→ Source material
################
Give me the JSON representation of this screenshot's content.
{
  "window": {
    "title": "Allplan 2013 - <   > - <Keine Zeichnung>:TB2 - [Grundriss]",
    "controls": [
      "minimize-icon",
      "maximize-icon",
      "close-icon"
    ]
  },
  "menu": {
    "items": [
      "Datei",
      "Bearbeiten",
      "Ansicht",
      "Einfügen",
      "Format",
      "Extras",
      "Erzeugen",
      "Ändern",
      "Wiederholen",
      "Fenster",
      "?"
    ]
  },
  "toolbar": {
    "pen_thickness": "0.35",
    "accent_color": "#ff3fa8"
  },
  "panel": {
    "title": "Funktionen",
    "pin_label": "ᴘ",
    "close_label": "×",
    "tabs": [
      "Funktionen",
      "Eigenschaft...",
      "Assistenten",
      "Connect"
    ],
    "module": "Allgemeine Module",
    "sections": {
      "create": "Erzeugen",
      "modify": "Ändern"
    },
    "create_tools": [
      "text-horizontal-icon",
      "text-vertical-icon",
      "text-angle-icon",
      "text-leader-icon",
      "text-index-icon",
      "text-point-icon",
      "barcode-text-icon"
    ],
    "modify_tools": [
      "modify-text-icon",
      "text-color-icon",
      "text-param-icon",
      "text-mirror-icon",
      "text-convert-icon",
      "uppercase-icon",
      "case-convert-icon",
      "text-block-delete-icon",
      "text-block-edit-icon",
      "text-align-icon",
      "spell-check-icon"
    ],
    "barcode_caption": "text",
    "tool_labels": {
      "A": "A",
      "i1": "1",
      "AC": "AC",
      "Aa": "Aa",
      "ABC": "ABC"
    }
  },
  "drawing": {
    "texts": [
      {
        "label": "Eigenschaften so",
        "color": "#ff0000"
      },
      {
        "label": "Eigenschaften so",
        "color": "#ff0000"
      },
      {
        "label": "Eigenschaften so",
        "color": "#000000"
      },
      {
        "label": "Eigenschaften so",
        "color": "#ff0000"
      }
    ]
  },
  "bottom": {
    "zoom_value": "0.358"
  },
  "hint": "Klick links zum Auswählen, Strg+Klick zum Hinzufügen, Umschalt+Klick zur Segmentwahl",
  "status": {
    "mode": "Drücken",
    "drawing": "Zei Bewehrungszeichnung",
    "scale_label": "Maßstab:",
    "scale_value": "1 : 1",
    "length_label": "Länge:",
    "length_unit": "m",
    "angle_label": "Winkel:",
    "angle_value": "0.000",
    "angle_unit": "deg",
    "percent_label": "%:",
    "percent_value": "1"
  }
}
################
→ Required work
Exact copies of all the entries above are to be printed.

→ Output
Give me the JSON representation of this screenshot's content.
{
  "window": {
    "title": "Allplan 2013 - <   > - <Keine Zeichnung>:TB2 - [Grundriss]",
    "controls": [
      "minimize-icon",
      "maximize-icon",
      "close-icon"
    ]
  },
  "menu": {
    "items": [
      "Datei",
      "Bearbeiten",
      "Ansicht",
      "Einfügen",
      "Format",
      "Extras",
      "Erzeugen",
      "Ändern",
      "Wiederholen",
      "Fenster",
      "?"
    ]
  },
  "toolbar": {
    "pen_thickness": "0.35",
    "accent_color": "#ff3fa8"
  },
  "panel": {
    "title": "Funktionen",
    "pin_label": "ᴘ",
    "close_label": "×",
    "tabs": [
      "Funktionen",
      "Eigenschaft...",
      "Assistenten",
      "Connect"
    ],
    "module": "Allgemeine Module",
    "sections": {
      "create": "Erzeugen",
      "modify": "Ändern"
    },
    "create_tools": [
      "text-horizontal-icon",
      "text-vertical-icon",
      "text-angle-icon",
      "text-leader-icon",
      "text-index-icon",
      "text-point-icon",
      "barcode-text-icon"
    ],
    "modify_tools": [
      "modify-text-icon",
      "text-color-icon",
      "text-param-icon",
      "text-mirror-icon",
      "text-convert-icon",
      "uppercase-icon",
      "case-convert-icon",
      "text-block-delete-icon",
      "text-block-edit-icon",
      "text-align-icon",
      "spell-check-icon"
    ],
    "barcode_caption": "text",
    "tool_labels": {
      "A": "A",
      "i1": "1",
      "AC": "AC",
      "Aa": "Aa",
      "ABC": "ABC"
    }
  },
  "drawing": {
    "texts": [
      {
        "label": "Eigenschaften so",
        "color": "#ff0000"
      },
      {
        "label": "Eigenschaften so",
        "color": "#ff0000"
      },
      {
        "label": "Eigenschaften so",
        "color": "#000000"
      },
      {
        "label": "Eigenschaften so",
        "color": "#ff0000"
      }
    ]
  },
  "bottom": {
    "zoom_value": "0.358"
  },
  "hint": "Klick links zum Auswählen, Strg+Klick zum Hinzufügen, Umschalt+Klick zur Segmentwahl",
  "status": {
    "mode": "Drücken",
    "drawing": "Zei Bewehrungszeichnung",
    "scale_label": "Maßstab:",
    "scale_value": "1 : 1",
    "length_label": "Länge:",
    "length_unit": "m",
    "angle_label": "Winkel:",
    "angle_value": "0.000",
    "angle_unit": "deg",
    "percent_label": "%:",
    "percent_value": "1"
  }
}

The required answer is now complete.